There’s never been a better time to read King’s illness opus than right now. For one thing, we have more free time than ever, and if nothing else, being cooped up in self-isolation is an ideal opportunity to tackle such a daunting read. For another, the book has a lot to tell us about our current situation — about the things we’re afraid of and of how much worse this could be.
Dreamed up more than 40 years before the world had ever heard of a coronavirus, it features so many striking parallels with our current international crisis that it became a prevailing point of comparison as soon as the disease first appeared — so much so that King himself was compelled to comment. “No, coronavirus is not like The Stand ,” he tweeted in early March . “It’s not anywhere near as serious. It’s eminently survivable.”

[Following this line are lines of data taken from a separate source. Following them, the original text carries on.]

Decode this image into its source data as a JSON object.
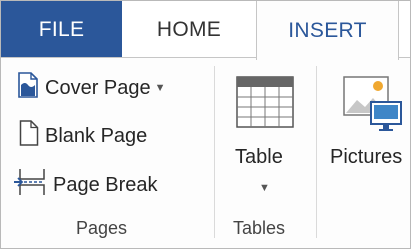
{
  "tabs": [
    {
      "label": "FILE"
    },
    {
      "label": "HOME"
    },
    {
      "label": "INSERT"
    }
  ],
  "pages_group": {
    "label": "Pages",
    "cover_page": "Cover Page",
    "blank_page": "Blank Page",
    "page_break": "Page Break"
  },
  "tables_group": {
    "label": "Tables",
    "table": "Table"
  },
  "illustrations": {
    "pictures": "Pictures"
  },
  "colors": {
    "file_tab": "#2b579a",
    "accent": "#2b579a"
  },
  "icons": [
    "cover-page-icon",
    "blank-page-icon",
    "page-break-icon",
    "table-icon",
    "pictures-icon",
    "dropdown-caret-icon"
  ]
}
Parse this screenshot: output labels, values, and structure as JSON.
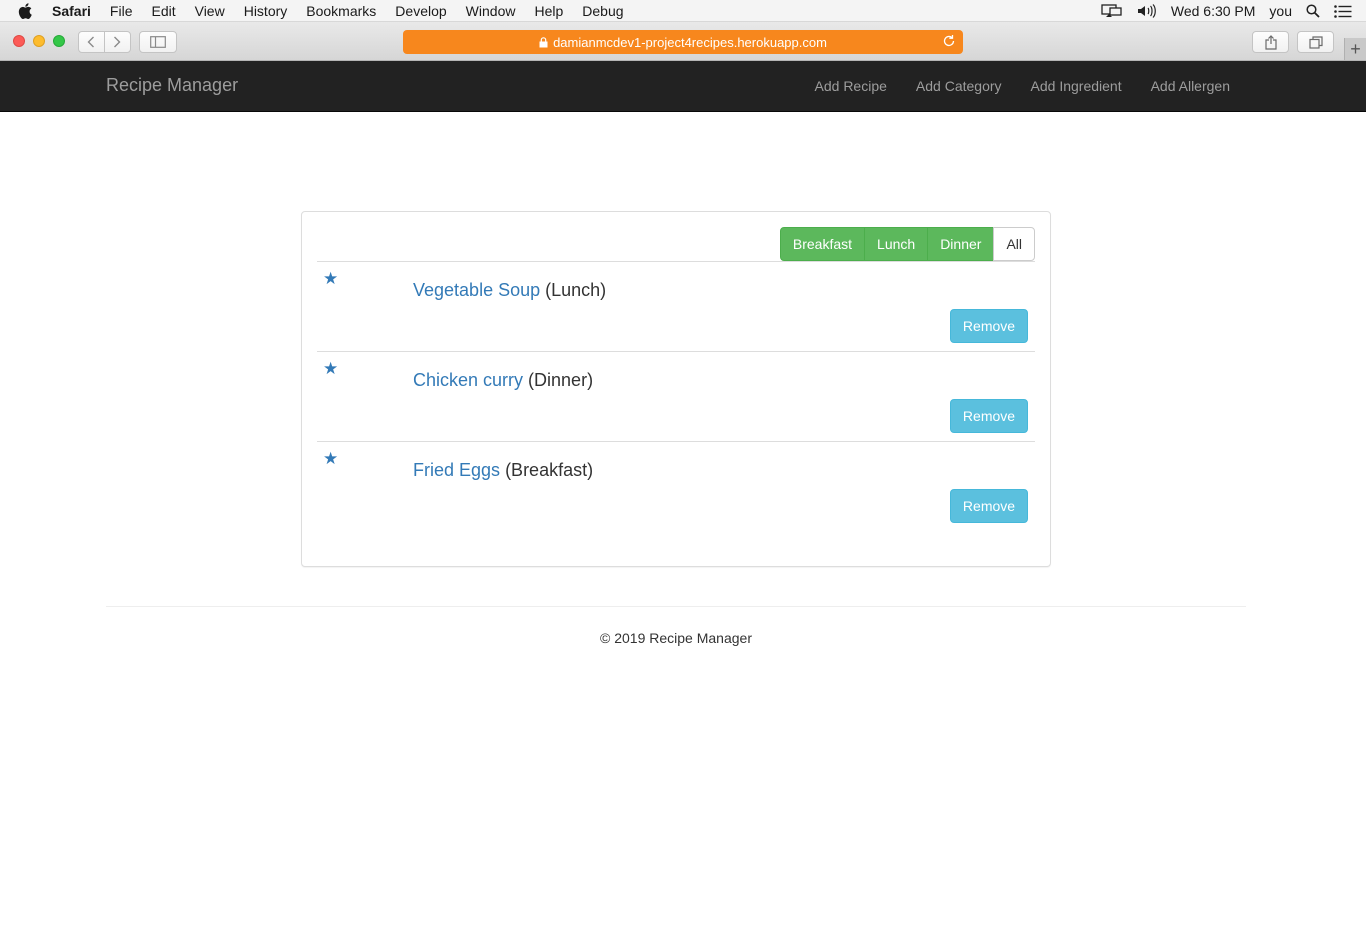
{
  "menubar": {
    "app": "Safari",
    "items": [
      "File",
      "Edit",
      "View",
      "History",
      "Bookmarks",
      "Develop",
      "Window",
      "Help",
      "Debug"
    ],
    "clock": "Wed 6:30 PM",
    "user": "you"
  },
  "browser": {
    "url": "damianmcdev1-project4recipes.herokuapp.com",
    "url_bar_color": "#f7871d"
  },
  "navbar": {
    "brand": "Recipe Manager",
    "links": [
      "Add Recipe",
      "Add Category",
      "Add Ingredient",
      "Add Allergen"
    ]
  },
  "filters": {
    "buttons": [
      "Breakfast",
      "Lunch",
      "Dinner",
      "All"
    ],
    "active_color": "#5cb85c"
  },
  "recipes": [
    {
      "name": "Vegetable Soup",
      "category": "(Lunch)",
      "remove_label": "Remove"
    },
    {
      "name": "Chicken curry",
      "category": "(Dinner)",
      "remove_label": "Remove"
    },
    {
      "name": "Fried Eggs",
      "category": "(Breakfast)",
      "remove_label": "Remove"
    }
  ],
  "footer": {
    "text": "© 2019 Recipe Manager"
  }
}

King’s superflu — or “Captain Trips,” as it’s colloquially known in the book — does indeed differ from our coronavirus significantly. Wildly contagious, with a mortality rate somewhere around the 99th percentile, Trips takes the shape of a vicious flu mutation, a totally incurable malady that steamrolls the human immune system and can kill in a matter of hours. The Stand is mainly about the aftermath of the catastrophe, when humanity has been virtually eradicated and the few thousand survivors endeavour to rebuild society from its dilapidated remains.

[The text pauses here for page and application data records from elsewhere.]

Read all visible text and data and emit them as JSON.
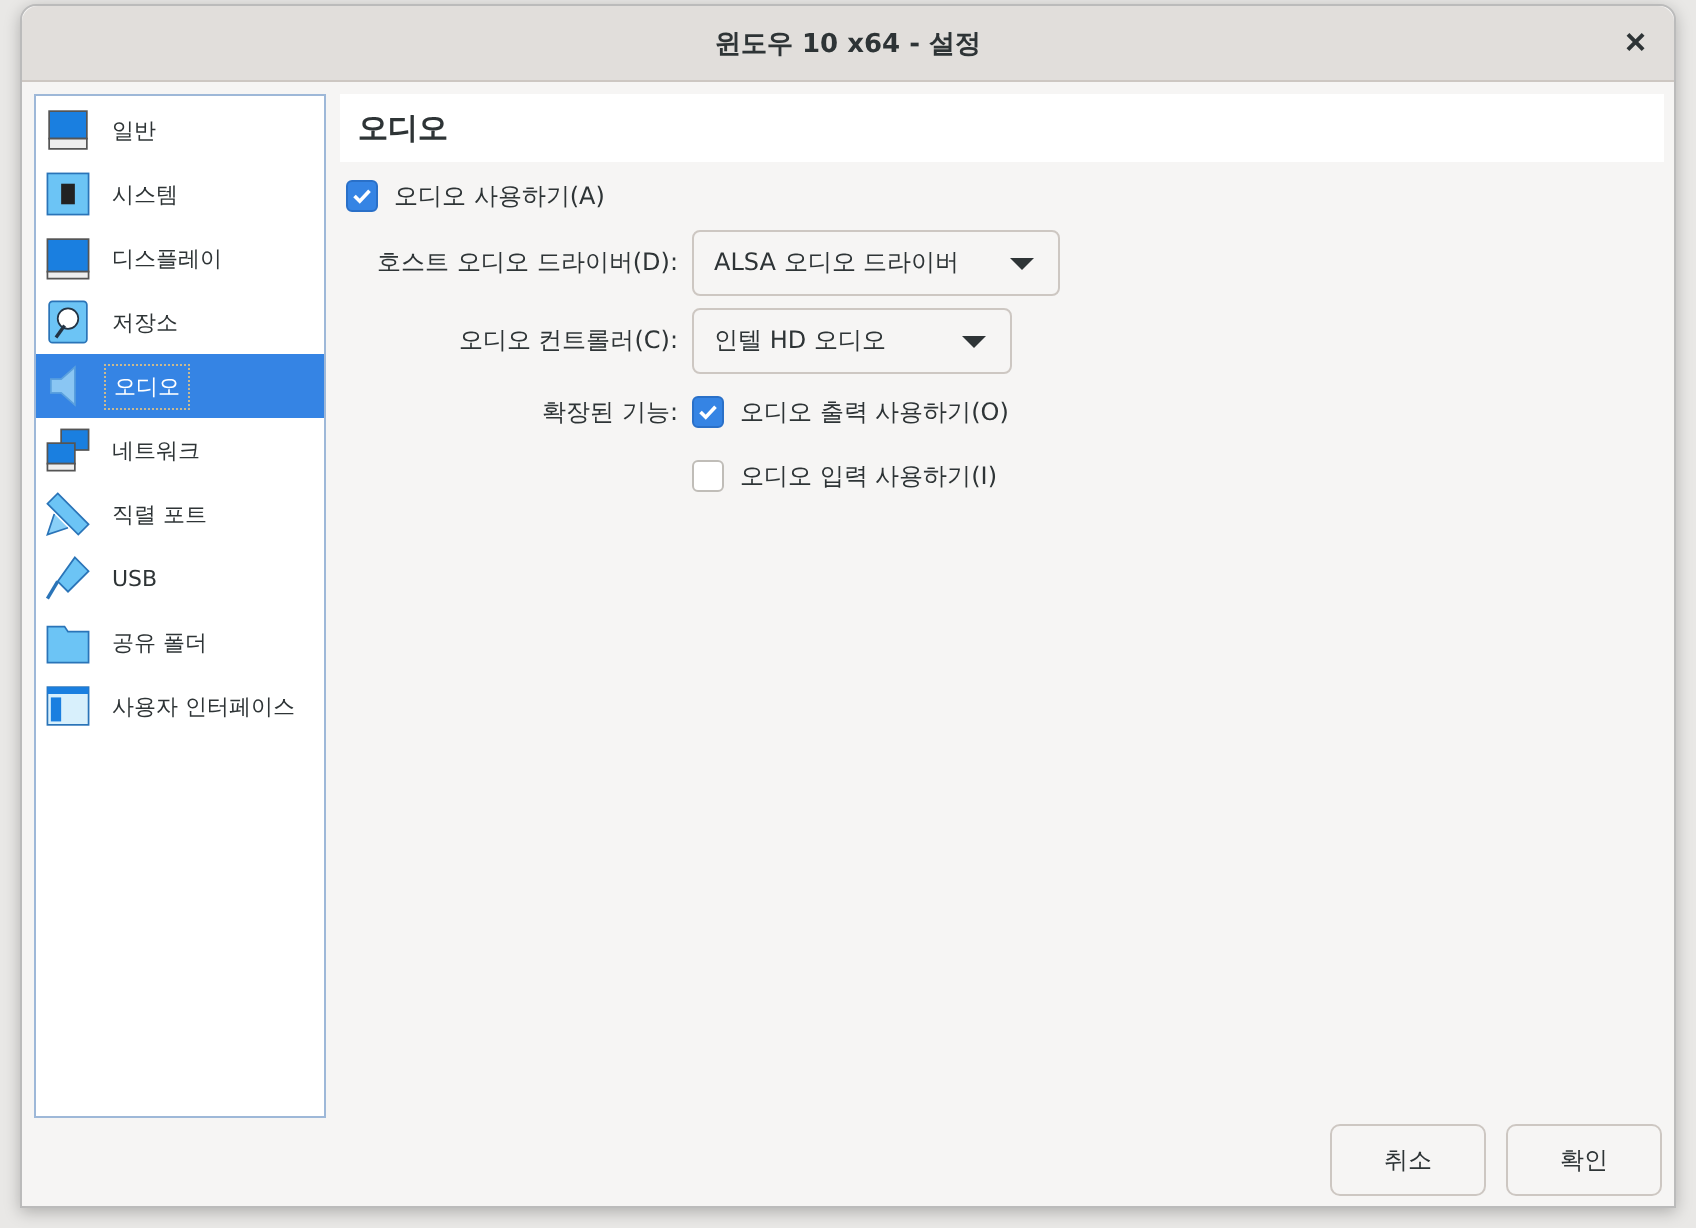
{
  "window": {
    "title": "윈도우 10 x64 - 설정",
    "close": "×"
  },
  "sidebar": {
    "items": [
      {
        "label": "일반",
        "selected": false
      },
      {
        "label": "시스템",
        "selected": false
      },
      {
        "label": "디스플레이",
        "selected": false
      },
      {
        "label": "저장소",
        "selected": false
      },
      {
        "label": "오디오",
        "selected": true
      },
      {
        "label": "네트워크",
        "selected": false
      },
      {
        "label": "직렬 포트",
        "selected": false
      },
      {
        "label": "USB",
        "selected": false
      },
      {
        "label": "공유 폴더",
        "selected": false
      },
      {
        "label": "사용자 인터페이스",
        "selected": false
      }
    ]
  },
  "page": {
    "title": "오디오",
    "enable": {
      "label": "오디오 사용하기(A)",
      "checked": true
    },
    "host_driver": {
      "label": "호스트 오디오 드라이버(D):",
      "value": "ALSA 오디오 드라이버"
    },
    "controller": {
      "label": "오디오 컨트롤러(C):",
      "value": "인텔 HD 오디오"
    },
    "extended": {
      "label": "확장된 기능:",
      "options": [
        {
          "label": "오디오 출력 사용하기(O)",
          "checked": true
        },
        {
          "label": "오디오 입력 사용하기(I)",
          "checked": false
        }
      ]
    }
  },
  "buttons": [
    "취소",
    "확인"
  ]
}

No matter how severely we’re battered by COVID-19, no matter how badly we manage to keep its spread contained, it’s not going to wipe out all of mankind. But while we are certainly blessed to be contending with a less fatal disease than the one that King devised, the way Captain Trips’ spread seems eerily similar to what we are dealing with right now.
As it briskly sweeps the nation — King describes it as “a very lethal chain letter,” unforgettably — we come to dread his allusions to mundane symptoms, to the mild coughs and runny noses and the death and destruction they herald. “Her nose began to tickle,” King writes, of a nurse on duty at a hospital where the sick are under quarantine. “She got her hankie out of her pocket and sneezed lightly three times.” What he means to imply is clear. The poor nurse, and indeed the entire hospital, is done for. Seen anybody coughing or sneezing in pubic lately? You will know what King’s talking about. And it’ll seriously freak you out.

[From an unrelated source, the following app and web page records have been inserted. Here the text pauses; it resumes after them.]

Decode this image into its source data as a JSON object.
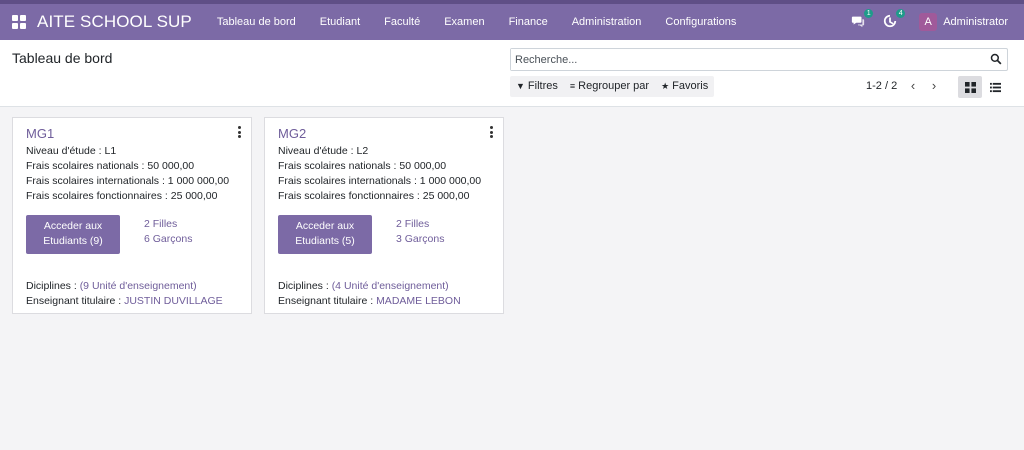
{
  "navbar": {
    "brand": "AITE SCHOOL SUP",
    "menu": [
      "Tableau de bord",
      "Etudiant",
      "Faculté",
      "Examen",
      "Finance",
      "Administration",
      "Configurations"
    ],
    "messages_badge": "1",
    "activities_badge": "4",
    "user_initial": "A",
    "user_name": "Administrator"
  },
  "control_panel": {
    "title": "Tableau de bord",
    "search_placeholder": "Recherche...",
    "filters_label": "Filtres",
    "group_by_label": "Regrouper par",
    "favorites_label": "Favoris",
    "pager": "1-2 / 2"
  },
  "cards": [
    {
      "title": "MG1",
      "level": "Niveau d'étude : L1",
      "national_fees": "Frais scolaires nationals : 50 000,00",
      "international_fees": "Frais scolaires internationals : 1 000 000,00",
      "staff_fees": "Frais scolaires fonctionnaires : 25 000,00",
      "access_line1": "Acceder aux",
      "access_line2": "Etudiants (9)",
      "girls": "2 Filles",
      "boys": "6 Garçons",
      "disciplines_label": "Diciplines : ",
      "disciplines_value": "(9 Unité d'enseignement)",
      "teacher_label": "Enseignant titulaire : ",
      "teacher_value": "JUSTIN DUVILLAGE"
    },
    {
      "title": "MG2",
      "level": "Niveau d'étude : L2",
      "national_fees": "Frais scolaires nationals : 50 000,00",
      "international_fees": "Frais scolaires internationals : 1 000 000,00",
      "staff_fees": "Frais scolaires fonctionnaires : 25 000,00",
      "access_line1": "Acceder aux",
      "access_line2": "Etudiants (5)",
      "girls": "2 Filles",
      "boys": "3 Garçons",
      "disciplines_label": "Diciplines : ",
      "disciplines_value": "(4 Unité d'enseignement)",
      "teacher_label": "Enseignant titulaire : ",
      "teacher_value": "MADAME LEBON"
    }
  ],
  "colors": {
    "navbar": "#7c6aa6",
    "accent": "#6f5d9a",
    "badge": "#1f9b8a"
  }
}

“My fellow Americans,” the president of the United States begins an address to the nation as the disease is ramping up, “I urge you to stay at home. If you feel ill, stay in bed, take Aspirin, and drink plenty of clear liquids. Be confident that you will feel better in a week at most .” King’s guileful government figureheads grossly downplay the severity of Captain Trips, denying “the rumour that this strain of flu is fatal,” even as half the country is bedridden with infection and thousands are succumbing to it by the hour.
When the book was published, this might have read as somewhat cartoonishly satire — a bleak bit of exaggeration for darkly comic effect. In light of how the real president has responded to COVID-19, it doesn’t seem like satire. “We ask that you remain calm and secure in the knowledge that that late this week or early next, a flu vaccine will be available for those not already on the mend,” the fictional president declares. His address is interrupted by “a spasm of coughing.”
What makes The Stand so effective is its uncanny realism — the sense that King has come up with not some far-fetched science-fiction scenario, but a credible account of how a terminal super-virus might plausibly spread. He correctly surmised the alarm and confusion that would surround the rapid expansion of a disease that isn’t well understood, and the panic that would seep into the hearts and minds of the public as they attempt to discern the seriousness of the threat.
Most disturbingly, he predicted how rapidly a disease like this could spread without measures to flatten the curve. Two weeks after he’d insisted coronavirus wasn’t like his superflu, in fact, King returned to Twitter to clarify that , while his disease wasn’t as deadly, the spread was the same. “This is how it works,” he wrote. “Heed.”
Copyright Postmedia Network Inc., 2020